◆ Exercise directions
Where does the string "title" appear in the records? Copy each line that holds it.

[Data records for software interfaces]
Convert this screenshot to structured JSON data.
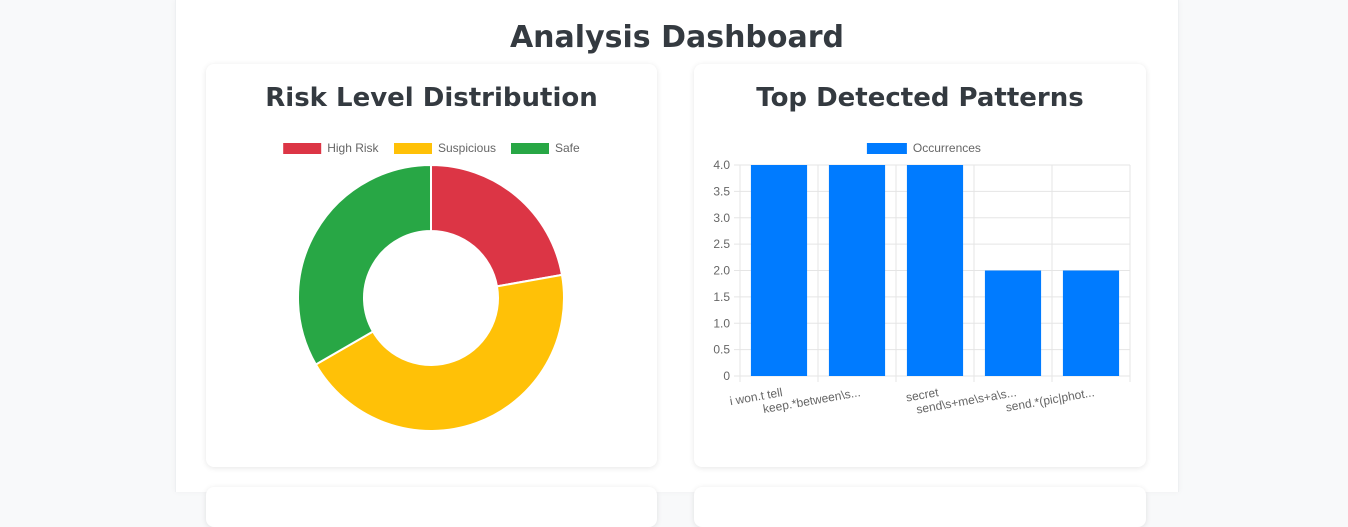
{
  "page": {
    "title": "Analysis Dashboard"
  },
  "colors": {
    "high_risk": "#dc3545",
    "suspicious": "#ffc107",
    "safe": "#28a745",
    "bar": "#007bff"
  },
  "chart_data": [
    {
      "type": "pie",
      "variant": "doughnut",
      "title": "Risk Level Distribution",
      "legend_position": "top",
      "categories": [
        "High Risk",
        "Suspicious",
        "Safe"
      ],
      "values": [
        2,
        4,
        3
      ]
    },
    {
      "type": "bar",
      "title": "Top Detected Patterns",
      "legend_position": "top",
      "categories": [
        "i won.t tell",
        "keep.*between\\s...",
        "secret",
        "send\\s+me\\s+a\\s...",
        "send.*(pic|phot..."
      ],
      "series": [
        {
          "name": "Occurrences",
          "values": [
            4,
            4,
            4,
            2,
            2
          ]
        }
      ],
      "ylim": [
        0,
        4
      ],
      "yticks": [
        "4.0",
        "3.5",
        "3.0",
        "2.5",
        "2.0",
        "1.5",
        "1.0",
        "0.5",
        "0"
      ],
      "grid": true
    }
  ]
}
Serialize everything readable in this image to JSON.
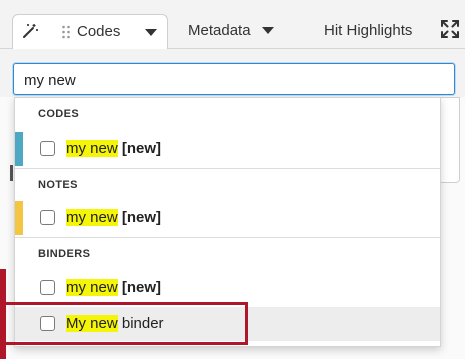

◆ Answer box
    "title": "Analysis Dashboard"
      "title": "Risk Level Distribution",
      "title": "Top Detected Patterns",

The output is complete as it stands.